Source records
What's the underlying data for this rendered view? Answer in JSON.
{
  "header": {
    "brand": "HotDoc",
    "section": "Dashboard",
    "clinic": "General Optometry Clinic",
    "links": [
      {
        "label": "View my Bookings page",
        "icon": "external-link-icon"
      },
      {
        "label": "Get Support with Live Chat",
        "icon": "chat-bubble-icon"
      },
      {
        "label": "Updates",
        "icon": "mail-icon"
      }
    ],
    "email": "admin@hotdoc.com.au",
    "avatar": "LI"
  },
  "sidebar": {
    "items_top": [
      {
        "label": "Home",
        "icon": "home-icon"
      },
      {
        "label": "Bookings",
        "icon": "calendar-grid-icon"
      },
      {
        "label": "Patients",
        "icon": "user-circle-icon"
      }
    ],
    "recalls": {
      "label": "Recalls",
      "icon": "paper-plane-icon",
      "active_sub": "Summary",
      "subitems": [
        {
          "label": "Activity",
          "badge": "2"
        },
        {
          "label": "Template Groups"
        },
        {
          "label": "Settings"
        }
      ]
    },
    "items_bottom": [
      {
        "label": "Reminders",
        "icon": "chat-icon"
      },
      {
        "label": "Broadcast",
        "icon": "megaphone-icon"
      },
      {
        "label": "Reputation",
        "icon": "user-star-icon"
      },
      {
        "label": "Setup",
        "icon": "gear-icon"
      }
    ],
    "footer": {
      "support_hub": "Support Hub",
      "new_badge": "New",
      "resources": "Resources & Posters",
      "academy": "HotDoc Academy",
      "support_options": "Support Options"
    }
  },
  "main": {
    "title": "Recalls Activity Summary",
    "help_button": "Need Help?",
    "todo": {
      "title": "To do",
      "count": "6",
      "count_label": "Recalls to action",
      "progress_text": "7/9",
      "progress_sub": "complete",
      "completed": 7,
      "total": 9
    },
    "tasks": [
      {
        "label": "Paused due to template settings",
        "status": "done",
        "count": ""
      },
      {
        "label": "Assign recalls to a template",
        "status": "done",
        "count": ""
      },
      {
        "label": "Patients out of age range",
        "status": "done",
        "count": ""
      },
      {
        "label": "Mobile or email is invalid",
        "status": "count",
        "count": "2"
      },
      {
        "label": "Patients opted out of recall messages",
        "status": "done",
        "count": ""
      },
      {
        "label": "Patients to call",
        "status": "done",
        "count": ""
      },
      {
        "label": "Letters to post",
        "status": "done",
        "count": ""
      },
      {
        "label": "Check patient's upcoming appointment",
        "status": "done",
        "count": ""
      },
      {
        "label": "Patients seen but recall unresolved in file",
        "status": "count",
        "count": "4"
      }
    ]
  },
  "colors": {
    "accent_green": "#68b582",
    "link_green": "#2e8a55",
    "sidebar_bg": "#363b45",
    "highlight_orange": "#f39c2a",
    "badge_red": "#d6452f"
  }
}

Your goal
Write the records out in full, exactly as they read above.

Output for this exercise
What's the underlying data for this rendered view? Answer in JSON.
{
  "header": {
    "brand": "HotDoc",
    "section": "Dashboard",
    "clinic": "General Optometry Clinic",
    "links": [
      {
        "label": "View my Bookings page",
        "icon": "external-link-icon"
      },
      {
        "label": "Get Support with Live Chat",
        "icon": "chat-bubble-icon"
      },
      {
        "label": "Updates",
        "icon": "mail-icon"
      }
    ],
    "email": "admin@hotdoc.com.au",
    "avatar": "LI"
  },
  "sidebar": {
    "items_top": [
      {
        "label": "Home",
        "icon": "home-icon"
      },
      {
        "label": "Bookings",
        "icon": "calendar-grid-icon"
      },
      {
        "label": "Patients",
        "icon": "user-circle-icon"
      }
    ],
    "recalls": {
      "label": "Recalls",
      "icon": "paper-plane-icon",
      "active_sub": "Summary",
      "subitems": [
        {
          "label": "Activity",
          "badge": "2"
        },
        {
          "label": "Template Groups"
        },
        {
          "label": "Settings"
        }
      ]
    },
    "items_bottom": [
      {
        "label": "Reminders",
        "icon": "chat-icon"
      },
      {
        "label": "Broadcast",
        "icon": "megaphone-icon"
      },
      {
        "label": "Reputation",
        "icon": "user-star-icon"
      },
      {
        "label": "Setup",
        "icon": "gear-icon"
      }
    ],
    "footer": {
      "support_hub": "Support Hub",
      "new_badge": "New",
      "resources": "Resources & Posters",
      "academy": "HotDoc Academy",
      "support_options": "Support Options"
    }
  },
  "main": {
    "title": "Recalls Activity Summary",
    "help_button": "Need Help?",
    "todo": {
      "title": "To do",
      "count": "6",
      "count_label": "Recalls to action",
      "progress_text": "7/9",
      "progress_sub": "complete",
      "completed": 7,
      "total": 9
    },
    "tasks": [
      {
        "label": "Paused due to template settings",
        "status": "done",
        "count": ""
      },
      {
        "label": "Assign recalls to a template",
        "status": "done",
        "count": ""
      },
      {
        "label": "Patients out of age range",
        "status": "done",
        "count": ""
      },
      {
        "label": "Mobile or email is invalid",
        "status": "count",
        "count": "2"
      },
      {
        "label": "Patients opted out of recall messages",
        "status": "done",
        "count": ""
      },
      {
        "label": "Patients to call",
        "status": "done",
        "count": ""
      },
      {
        "label": "Letters to post",
        "status": "done",
        "count": ""
      },
      {
        "label": "Check patient's upcoming appointment",
        "status": "done",
        "count": ""
      },
      {
        "label": "Patients seen but recall unresolved in file",
        "status": "count",
        "count": "4"
      }
    ]
  },
  "colors": {
    "accent_green": "#68b582",
    "link_green": "#2e8a55",
    "sidebar_bg": "#363b45",
    "highlight_orange": "#f39c2a",
    "badge_red": "#d6452f"
  }
}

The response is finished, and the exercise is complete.